The theory behind gay marriage, in short, was the theory behind the entire secular left: society and the state are the all-powerful forces on which the life of the individual depends, and the most important political task—indeed, the most important task in life—is getting this irresistible power on your side. Once you gain social and political power, you hold on to it by making your preferred views mandatory, a catechism everyone must affirm, while suppressing all heretical views. In this case, to gain social acceptance of homosexuality, you make the affirmation of gay marriages mandatory while officially suppressing any dissenting religious views.
Hence, the Secular Inquisition, which we should have expected all along.

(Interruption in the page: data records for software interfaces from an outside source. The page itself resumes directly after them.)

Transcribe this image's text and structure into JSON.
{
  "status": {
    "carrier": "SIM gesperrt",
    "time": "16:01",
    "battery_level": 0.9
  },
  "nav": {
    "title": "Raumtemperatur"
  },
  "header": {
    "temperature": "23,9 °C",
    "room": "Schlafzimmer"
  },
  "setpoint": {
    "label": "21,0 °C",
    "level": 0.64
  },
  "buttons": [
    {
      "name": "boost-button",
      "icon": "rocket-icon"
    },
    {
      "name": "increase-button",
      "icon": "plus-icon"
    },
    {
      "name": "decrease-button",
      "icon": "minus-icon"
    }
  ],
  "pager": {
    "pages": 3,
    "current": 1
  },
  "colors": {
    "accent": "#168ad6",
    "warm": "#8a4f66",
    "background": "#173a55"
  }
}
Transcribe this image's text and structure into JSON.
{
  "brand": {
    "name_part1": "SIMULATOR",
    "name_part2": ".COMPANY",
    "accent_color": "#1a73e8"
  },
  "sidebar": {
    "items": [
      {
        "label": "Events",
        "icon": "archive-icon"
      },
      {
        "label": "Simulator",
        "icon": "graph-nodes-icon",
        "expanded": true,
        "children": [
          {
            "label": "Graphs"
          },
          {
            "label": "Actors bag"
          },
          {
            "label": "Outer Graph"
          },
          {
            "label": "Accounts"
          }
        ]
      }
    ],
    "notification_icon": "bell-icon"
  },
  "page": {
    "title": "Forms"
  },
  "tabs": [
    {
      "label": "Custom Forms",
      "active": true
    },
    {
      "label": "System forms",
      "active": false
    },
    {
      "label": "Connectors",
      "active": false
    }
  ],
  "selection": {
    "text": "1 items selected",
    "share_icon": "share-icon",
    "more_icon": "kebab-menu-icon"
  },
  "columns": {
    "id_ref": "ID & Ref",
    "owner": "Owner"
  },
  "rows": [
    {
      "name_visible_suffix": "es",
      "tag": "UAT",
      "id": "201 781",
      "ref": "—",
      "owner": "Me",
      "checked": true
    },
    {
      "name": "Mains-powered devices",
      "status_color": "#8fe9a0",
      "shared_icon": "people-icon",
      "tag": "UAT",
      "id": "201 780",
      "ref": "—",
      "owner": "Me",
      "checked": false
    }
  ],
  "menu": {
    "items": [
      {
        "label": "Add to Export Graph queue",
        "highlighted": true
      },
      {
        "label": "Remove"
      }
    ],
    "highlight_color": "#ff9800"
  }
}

Except that it turns out to have the opposite effect in the long run, as the history of the original inquisition reveals. A big part of the reason for the centuries-long decline in the influence of religion in the West is the aftermath of its attempts to protect its social monopoly through coercion. I don’t think the Church has ever really recovered from the legacy of the Spanish Inquisition, which served to discredit religion by associating it with brutality—an image that has lived in infamy for centuries, down to its use in a certain well-known Monty Python sketch.